Wanderers of the Arctic, polar bears are the largest terrestrial predators on Earth. Their Latin name is Ursus maritimus, which means "sea bear". This is a highly apt name for these wonderful animals, since they spend their entire life in, near or on water, swimming from ice floe to ice floe.
Although polar bears are accomplished swimmers, Arctic ice floes are their habitat instead of the sea. They hunt, mate and rear their cubs on dry land. The weight of an adult specimen can be between 350 and 680 kg, and their length can reach 2-3 meters.
Large predators - i.e. species at the pinnacle of the food chain - always play a very important role in the wildlife of a given region, the Arctic in the case at hand. Indeed, polar bears have become the symbol of their region.
They adapt to harsh conditions wonderfully, their habitat, however is under threat. Arctic ice is melting continuously due to global warming, so these wonderful animals might lose their habitat.
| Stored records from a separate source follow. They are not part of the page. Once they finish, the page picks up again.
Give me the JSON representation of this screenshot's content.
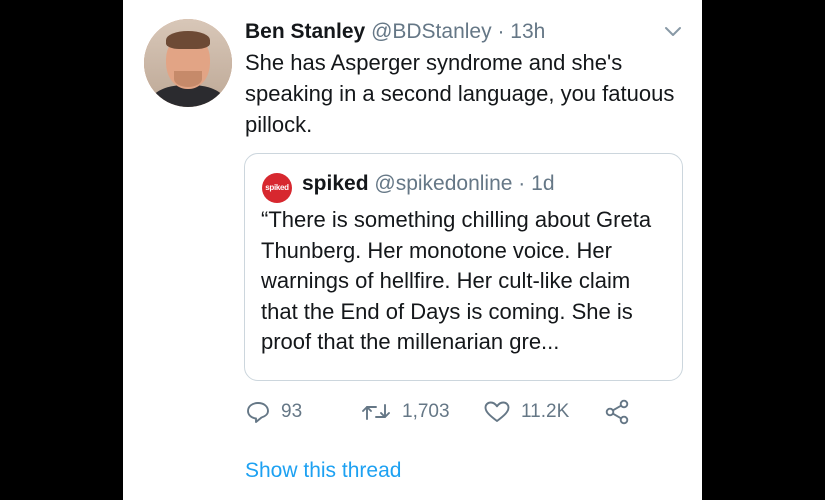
{
  "tweet": {
    "author_name": "Ben Stanley",
    "handle": "@BDStanley",
    "separator": "·",
    "time": "13h",
    "text": "She has Asperger syndrome and she's speaking in a second language, you fatuous pillock."
  },
  "quoted_tweet": {
    "avatar_label": "spiked",
    "author_name": "spiked",
    "handle": "@spikedonline",
    "separator": "·",
    "time": "1d",
    "text": "“There is something chilling about Greta Thunberg. Her monotone voice. Her warnings of hellfire. Her cult-like claim that the End of Days is coming. She is proof that the millenarian gre..."
  },
  "actions": {
    "reply_count": "93",
    "retweet_count": "1,703",
    "like_count": "11.2K"
  },
  "show_thread_label": "Show this thread",
  "colors": {
    "text": "#14171a",
    "secondary": "#657786",
    "link": "#1da1f2",
    "border": "#ccd6dd",
    "spiked_red": "#d7282f"
  }
}
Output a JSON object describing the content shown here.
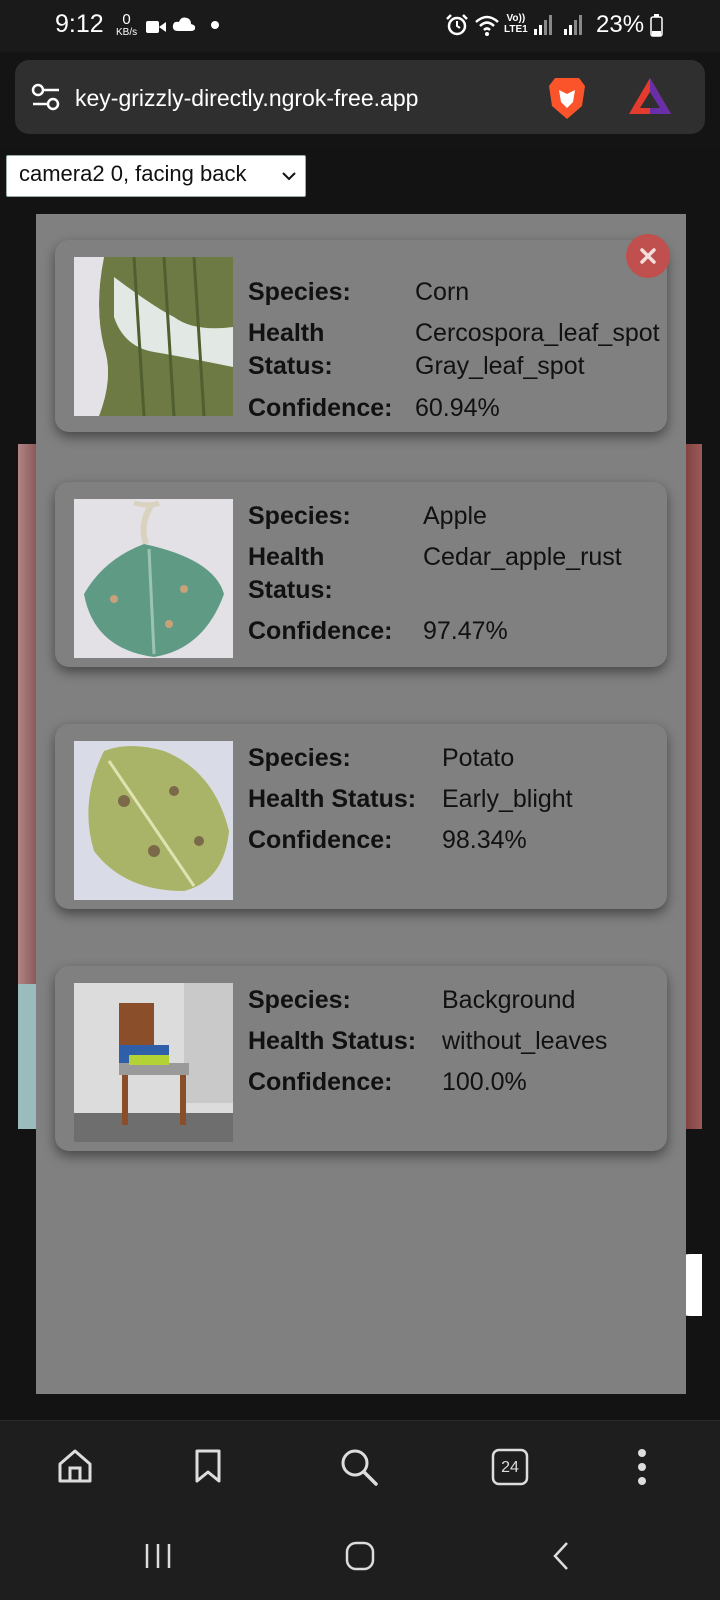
{
  "status_bar": {
    "time": "9:12",
    "net_speed_value": "0",
    "net_speed_unit": "KB/s",
    "network_label_top": "Vo))",
    "network_label_bottom": "LTE1",
    "battery": "23%"
  },
  "browser": {
    "url": "key-grizzly-directly.ngrok-free.app",
    "tab_count": "24"
  },
  "camera_select": {
    "selected": "camera2 0, facing back"
  },
  "results": [
    {
      "species_label": "Species:",
      "species": "Corn",
      "health_label_1": "Health",
      "health_label_2": "Status:",
      "health_1": "Cercospora_leaf_spot",
      "health_2": "Gray_leaf_spot",
      "confidence_label": "Confidence:",
      "confidence": "60.94%"
    },
    {
      "species_label": "Species:",
      "species": "Apple",
      "health_label_1": "Health",
      "health_label_2": "Status:",
      "health_1": "Cedar_apple_rust",
      "confidence_label": "Confidence:",
      "confidence": "97.47%"
    },
    {
      "species_label": "Species:",
      "species": "Potato",
      "health_label": "Health Status:",
      "health": "Early_blight",
      "confidence_label": "Confidence:",
      "confidence": "98.34%"
    },
    {
      "species_label": "Species:",
      "species": "Background",
      "health_label": "Health Status:",
      "health": "without_leaves",
      "confidence_label": "Confidence:",
      "confidence": "100.0%"
    }
  ],
  "colors": {
    "modal": "#808080",
    "close_button": "#c0504d",
    "address_bar": "#2f2f2f"
  }
}
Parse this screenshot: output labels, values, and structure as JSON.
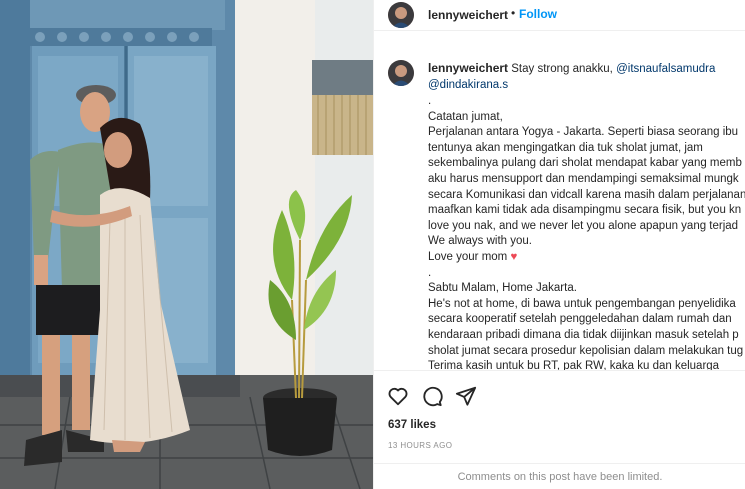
{
  "post": {
    "username": "lennyweichert",
    "separator": "•",
    "follow_label": "Follow"
  },
  "caption": {
    "username": "lennyweichert",
    "intro": "Stay strong anakku,",
    "mention1": "@itsnaufalsamudra",
    "mention2": "@dindakirana.s",
    "body": ".\nCatatan jumat,\nPerjalanan antara Yogya - Jakarta. Seperti biasa seorang ibu\ntentunya akan mengingatkan dia tuk sholat jumat, jam\nsekembalinya pulang dari sholat mendapat kabar yang memb\naku harus mensupport dan mendampingi semaksimal mungk\nsecara Komunikasi dan vidcall karena masih dalam perjalanan\nmaafkan kami tidak ada disampingmu secara fisik, but you kn\nlove you nak, and we never let you alone apapun yang terjad\nWe always with you.\nLove your mom",
    "heart": "♥",
    "body2": ".\nSabtu Malam, Home Jakarta.\nHe's not at home, di bawa untuk pengembangan penyelidika\nsecara kooperatif setelah penggeledahan dalam rumah dan\nkendaraan pribadi dimana dia tidak diijinkan masuk setelah p\nsholat jumat secara prosedur kepolisian dalam melakukan tug\nTerima kasih untuk bu RT, pak RW, kaka ku dan keluarga"
  },
  "actions": {
    "like_icon": "heart-outline-icon",
    "comment_icon": "comment-bubble-icon",
    "share_icon": "paper-plane-icon",
    "likes": "637 likes",
    "timestamp": "13 HOURS AGO",
    "limited_notice": "Comments on this post have been limited."
  },
  "colors": {
    "link_blue": "#0095f6",
    "mention": "#00376b",
    "heart_red": "#ed4956",
    "muted": "#8e8e8e"
  }
}
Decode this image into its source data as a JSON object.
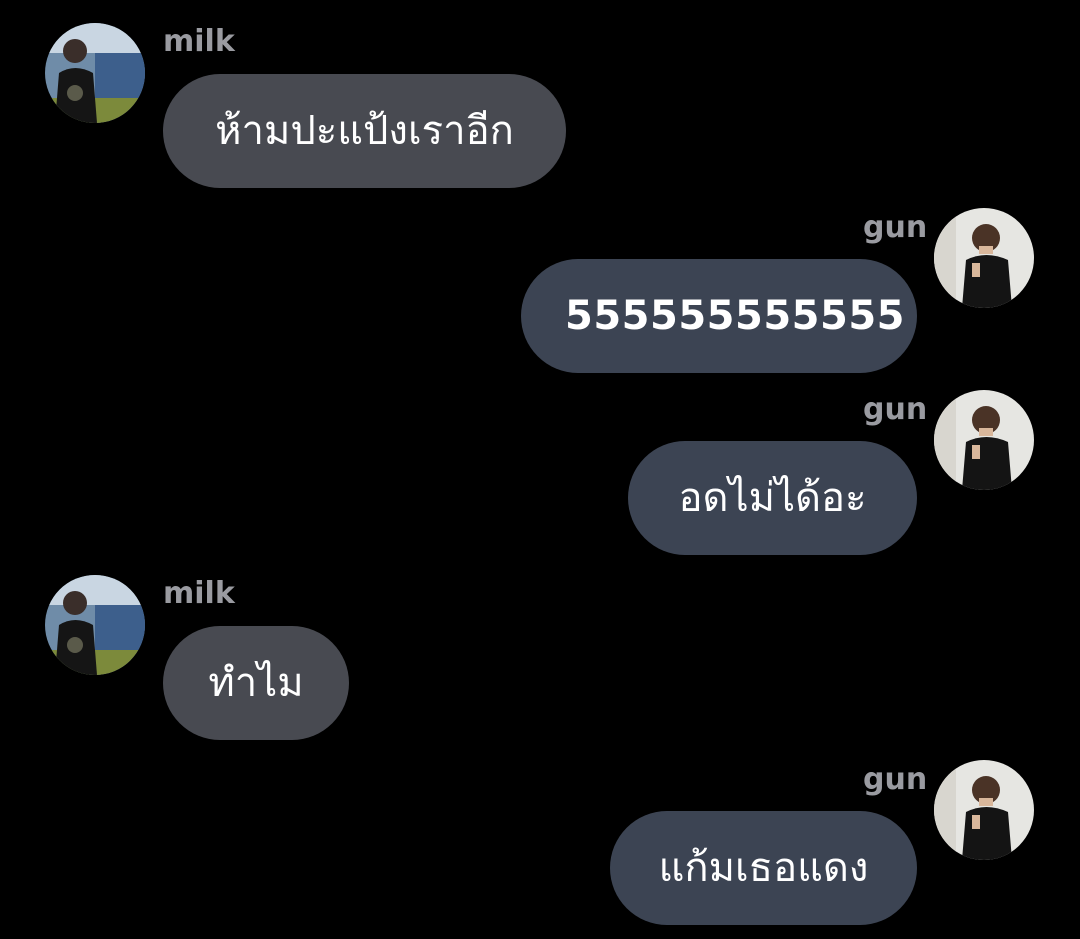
{
  "theme": {
    "background": "#000000",
    "bubble_left": "#484a51",
    "bubble_right": "#3c4453",
    "name_color": "#9a9ba1",
    "text_color": "#ffffff"
  },
  "messages": [
    {
      "sender": "milk",
      "side": "left",
      "text": "ห้ามปะแป้งเราอีก",
      "avatar_icon": "milk-avatar"
    },
    {
      "sender": "gun",
      "side": "right",
      "text": "555555555555",
      "avatar_icon": "gun-avatar"
    },
    {
      "sender": "gun",
      "side": "right",
      "text": "อดไม่ได้อะ",
      "avatar_icon": "gun-avatar"
    },
    {
      "sender": "milk",
      "side": "left",
      "text": "ทำไม",
      "avatar_icon": "milk-avatar"
    },
    {
      "sender": "gun",
      "side": "right",
      "text": "แก้มเธอแดง",
      "avatar_icon": "gun-avatar"
    }
  ]
}
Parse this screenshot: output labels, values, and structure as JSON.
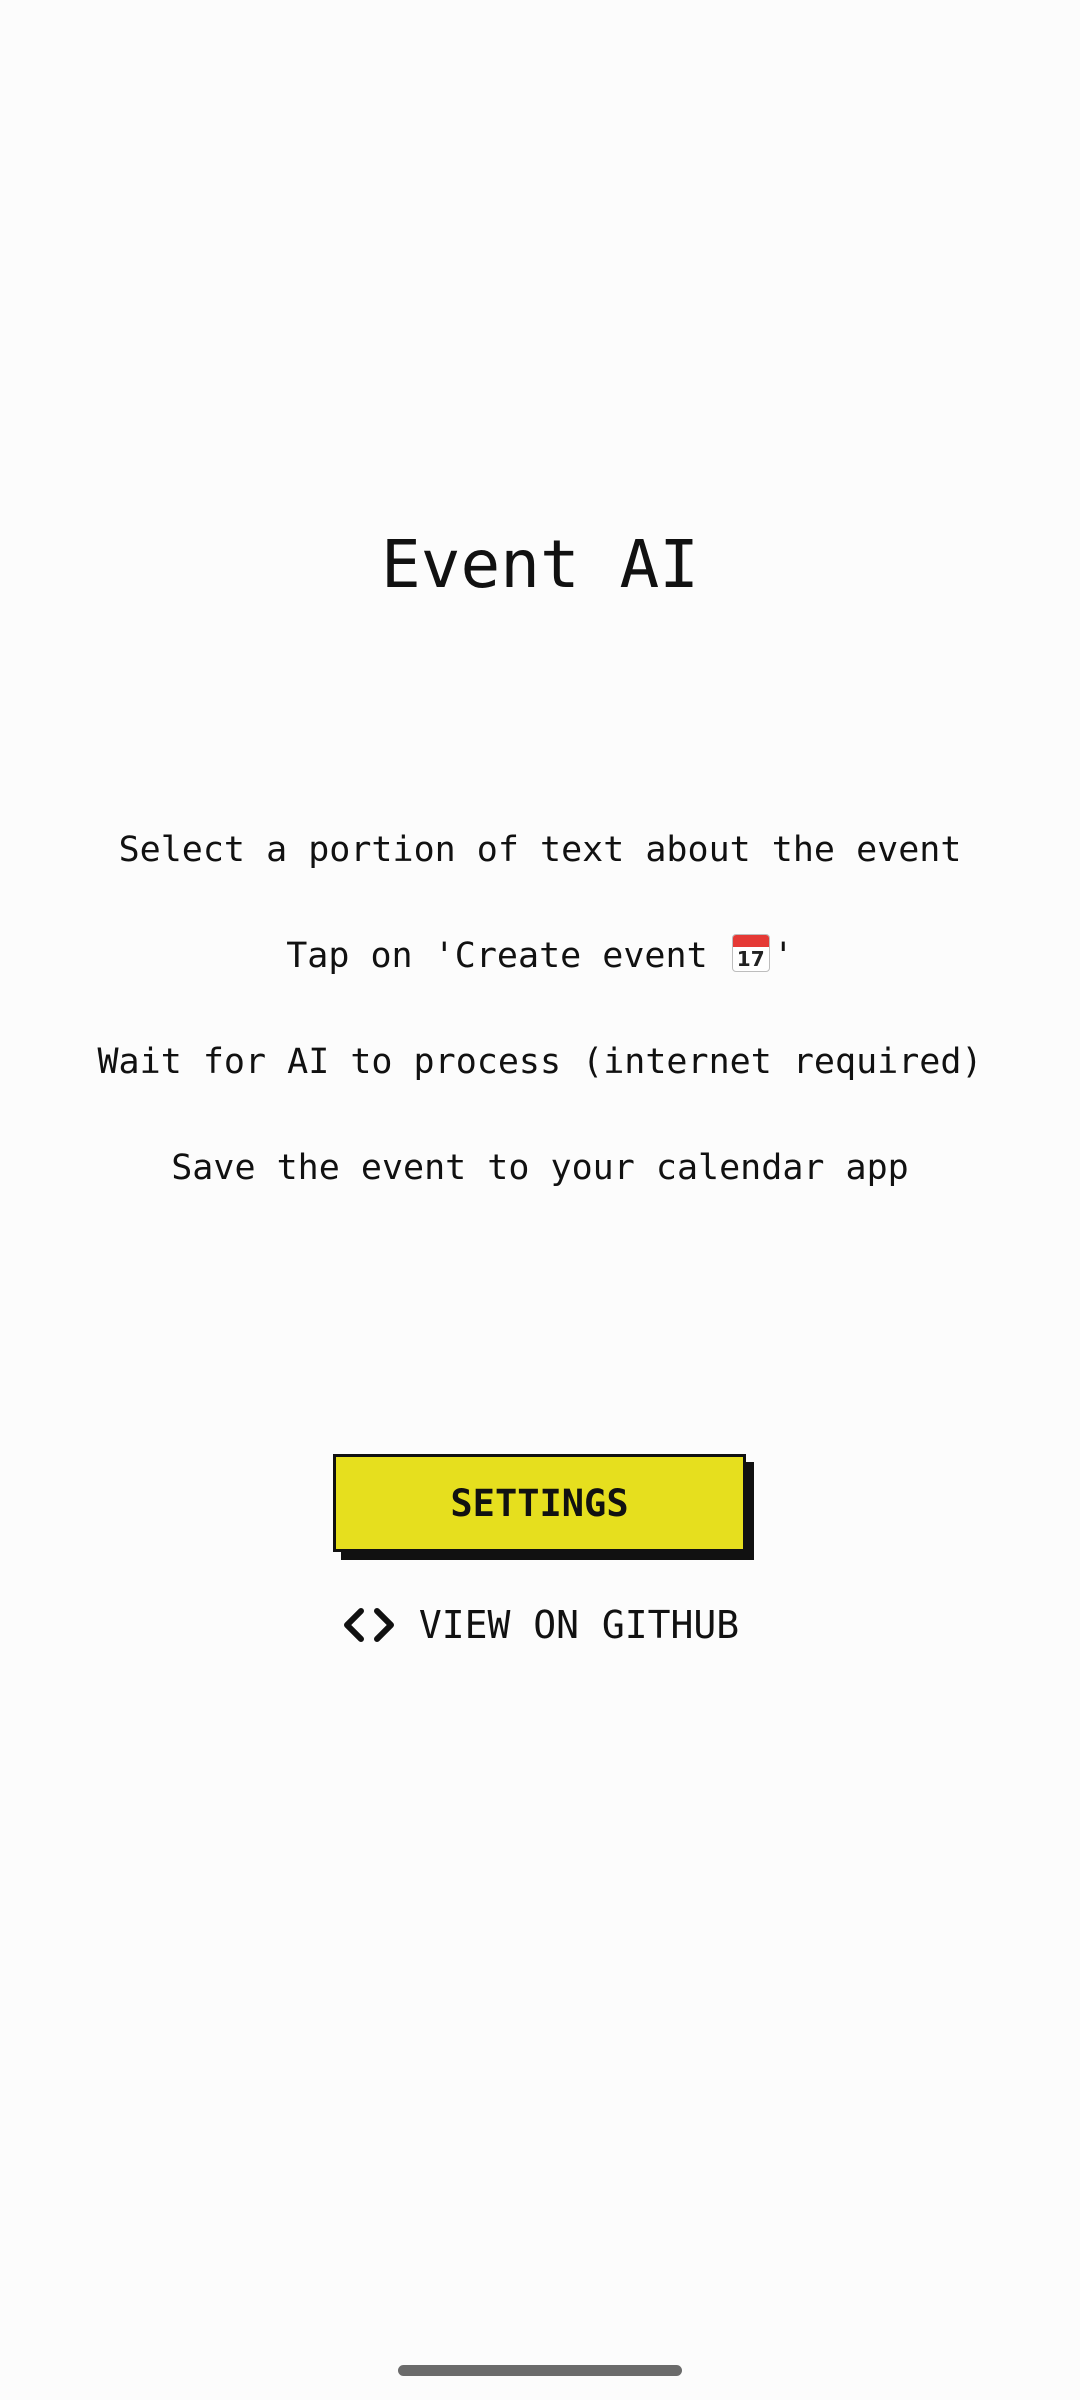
{
  "app": {
    "title": "Event AI"
  },
  "instructions": [
    {
      "text": "Select a portion of text about the event"
    },
    {
      "prefix": "Tap on 'Create event ",
      "emoji_day": "17",
      "emoji_name": "calendar-icon",
      "suffix": "'"
    },
    {
      "text": "Wait for AI to process (internet required)"
    },
    {
      "text": "Save the event to your calendar app"
    }
  ],
  "settings_button": {
    "label": "SETTINGS",
    "background": "#e6df1e"
  },
  "github_link": {
    "label": "VIEW ON GITHUB",
    "icon": "code-icon"
  }
}
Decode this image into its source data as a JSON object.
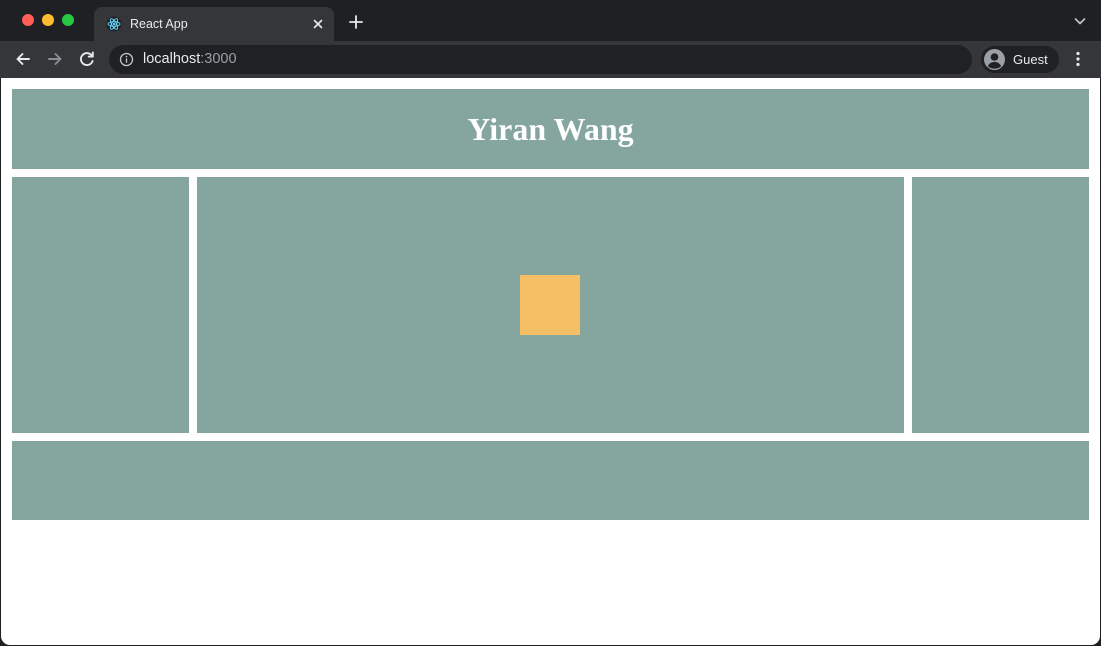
{
  "browser": {
    "tab": {
      "title": "React App",
      "favicon": "react-logo-icon",
      "close_icon": "close-icon"
    },
    "new_tab_icon": "plus-icon",
    "tab_search_icon": "chevron-down-icon",
    "toolbar": {
      "back_icon": "back-arrow-icon",
      "forward_icon": "forward-arrow-icon",
      "reload_icon": "reload-icon",
      "site_info_icon": "info-icon",
      "url_host": "localhost",
      "url_port": ":3000",
      "profile_label": "Guest",
      "profile_icon": "avatar-icon",
      "menu_icon": "kebab-menu-icon"
    }
  },
  "page": {
    "header_title": "Yiran Wang",
    "colors": {
      "panel": "#85a69e",
      "square": "#f4bf65",
      "background": "#ffffff"
    }
  }
}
WWF is constantly working to save this endangered species, engaging in negotiations with governments, companies and entire industries in the interest of reducing greenhouse gas emissions. It has taken up the fight against poaching and illegal polar bear trade, and is attempting to prevent and provide protection against such direct threats, including oil spills. Engaging the help of the world's leading scientists, WWF continues to investigate how the effects of global warming will influence polar bears' survival.